## ENTRIES PROVIDED:
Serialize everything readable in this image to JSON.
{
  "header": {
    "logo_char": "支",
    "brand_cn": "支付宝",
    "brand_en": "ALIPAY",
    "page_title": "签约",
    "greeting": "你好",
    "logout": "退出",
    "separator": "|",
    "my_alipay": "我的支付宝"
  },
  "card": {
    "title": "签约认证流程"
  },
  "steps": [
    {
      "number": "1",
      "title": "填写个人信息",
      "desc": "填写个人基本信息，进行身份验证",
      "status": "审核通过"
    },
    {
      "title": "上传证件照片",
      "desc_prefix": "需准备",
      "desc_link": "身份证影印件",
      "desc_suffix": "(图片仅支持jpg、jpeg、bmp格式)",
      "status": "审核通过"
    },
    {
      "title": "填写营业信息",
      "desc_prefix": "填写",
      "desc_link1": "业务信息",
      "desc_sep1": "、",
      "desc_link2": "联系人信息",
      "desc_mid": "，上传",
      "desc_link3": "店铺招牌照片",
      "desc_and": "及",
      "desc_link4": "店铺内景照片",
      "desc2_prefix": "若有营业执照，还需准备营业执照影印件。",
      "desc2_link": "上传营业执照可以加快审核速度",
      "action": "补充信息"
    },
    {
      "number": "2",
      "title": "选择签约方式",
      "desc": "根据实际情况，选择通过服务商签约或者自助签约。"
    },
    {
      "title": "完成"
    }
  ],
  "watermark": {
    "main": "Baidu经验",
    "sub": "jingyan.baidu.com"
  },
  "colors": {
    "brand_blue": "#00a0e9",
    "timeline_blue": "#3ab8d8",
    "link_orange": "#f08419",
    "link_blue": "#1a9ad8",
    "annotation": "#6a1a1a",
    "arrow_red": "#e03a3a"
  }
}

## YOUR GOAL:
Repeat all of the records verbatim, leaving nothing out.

## REPLY TO THE TASK:
Serialize everything readable in this image to JSON.
{
  "header": {
    "logo_char": "支",
    "brand_cn": "支付宝",
    "brand_en": "ALIPAY",
    "page_title": "签约",
    "greeting": "你好",
    "logout": "退出",
    "separator": "|",
    "my_alipay": "我的支付宝"
  },
  "card": {
    "title": "签约认证流程"
  },
  "steps": [
    {
      "number": "1",
      "title": "填写个人信息",
      "desc": "填写个人基本信息，进行身份验证",
      "status": "审核通过"
    },
    {
      "title": "上传证件照片",
      "desc_prefix": "需准备",
      "desc_link": "身份证影印件",
      "desc_suffix": "(图片仅支持jpg、jpeg、bmp格式)",
      "status": "审核通过"
    },
    {
      "title": "填写营业信息",
      "desc_prefix": "填写",
      "desc_link1": "业务信息",
      "desc_sep1": "、",
      "desc_link2": "联系人信息",
      "desc_mid": "，上传",
      "desc_link3": "店铺招牌照片",
      "desc_and": "及",
      "desc_link4": "店铺内景照片",
      "desc2_prefix": "若有营业执照，还需准备营业执照影印件。",
      "desc2_link": "上传营业执照可以加快审核速度",
      "action": "补充信息"
    },
    {
      "number": "2",
      "title": "选择签约方式",
      "desc": "根据实际情况，选择通过服务商签约或者自助签约。"
    },
    {
      "title": "完成"
    }
  ],
  "watermark": {
    "main": "Baidu经验",
    "sub": "jingyan.baidu.com"
  },
  "colors": {
    "brand_blue": "#00a0e9",
    "timeline_blue": "#3ab8d8",
    "link_orange": "#f08419",
    "link_blue": "#1a9ad8",
    "annotation": "#6a1a1a",
    "arrow_red": "#e03a3a"
  }
}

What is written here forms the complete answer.